The prime minister had a chance to see into the future of the Arctic. Along with the offshore platforms, new developments will include cities for scientists. One such project was displayed at the exhibition. Umka, an Arctic village, can house up to 5,000 residents and will be completely isolated from the outside world by a huge dome with a controlled temperature.
“Researchers could live there permanently rather than for short expeditions only,” the developers say. “It is modeled after an imaginary Moon city or a completely isolated space station.”
A domed city will be built on one of the New Siberian Islands in the Arctic Ocean. While the developers are working on that design, another effort is the exploration of the Northern Sea Route. It will substantially shorten the time required for shipping between Europe and Asia. Between some city pairs, shipping time could be cut by more than ten days.
The total area of Kotelny Island is 23,165 km². Kotelny is one of the 50 largest islands in the world. West part of Kotelny Island proper, also known as “Kettle Island”, is the largest section of the group, with an area of 11,665 km². It is rocky and hilly, rising to 374 m on Mt. Malakatyn-Tas. The Chukochya River flows westwards to the Laptev Sea. The Anisiy Cape 76.200°N 139.1167°E is the northernmost headland of Kotelny and it is an important geographical point for it marks the NE limit of the Laptev Sea.
Sources say it will house soldiers, border guards and secret service officers, as well as scientists and explorers, as Moscow gets serious about its claims to Arctic mineral riches.

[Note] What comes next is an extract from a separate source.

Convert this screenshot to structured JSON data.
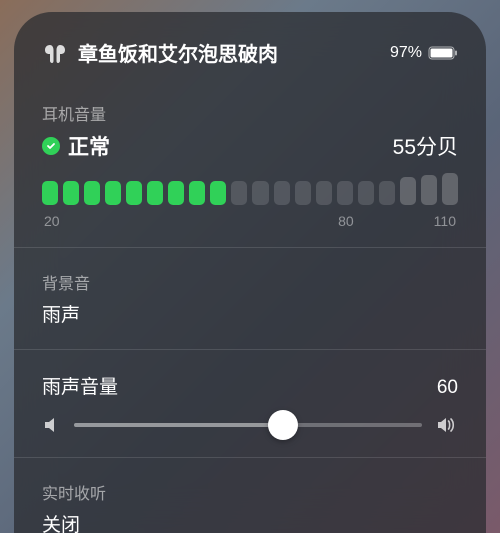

Nicknamed “wonder city”, it will be built at a cost of up to £4billion (US$6.3 billion) on the remote island of Kotelny, in the Novosibirsk archipelago, 1,000 miles from the North Pole.
The Umka designs are based on the International Space Station, but it is vast by comparison, just short of a mile long and 800 yards wide.
Electricity will be supplied by a floating nuclear power station. It will be totally self-sufficient with fish and poultry farms, greenhouses, a wheat processing factory and bakeries.
On September 22, Prime Minister Vladimir Putin visited Arkhangelsk, the city hosting The Arctic: Territory of Dialogue international conference. In his video teleconference with the Prirazlomnaya oil platform, Putin reminded people who dominates the Arctic. It is expected that the region can produce up to 6.5 million tonnes of oil annually while Gazprom plans to extract the gas equivalent of up to 11 billion tonnes [annually] from the shelf area by 2030. The premier promised that oil and gas projects would not affect the Arctic’s fragile environment.
“We must make sure that the region is preserved in its natural state for future generations,” he said, but added, “…as much as it is possible for man to preserve anything in its original state given that our planet is a living organism and is constantly changing.”
Putin ordered a massive clean-up in the Arctic to get rid of the barrels and other toxic waste left by Soviet explorers. The first portion, namely 2.3 billion roubles, was allotted for the clean-up of the Franz Josef Land archipelago, with the villages on Spitsbergen and Wrangel Island waiting their turn.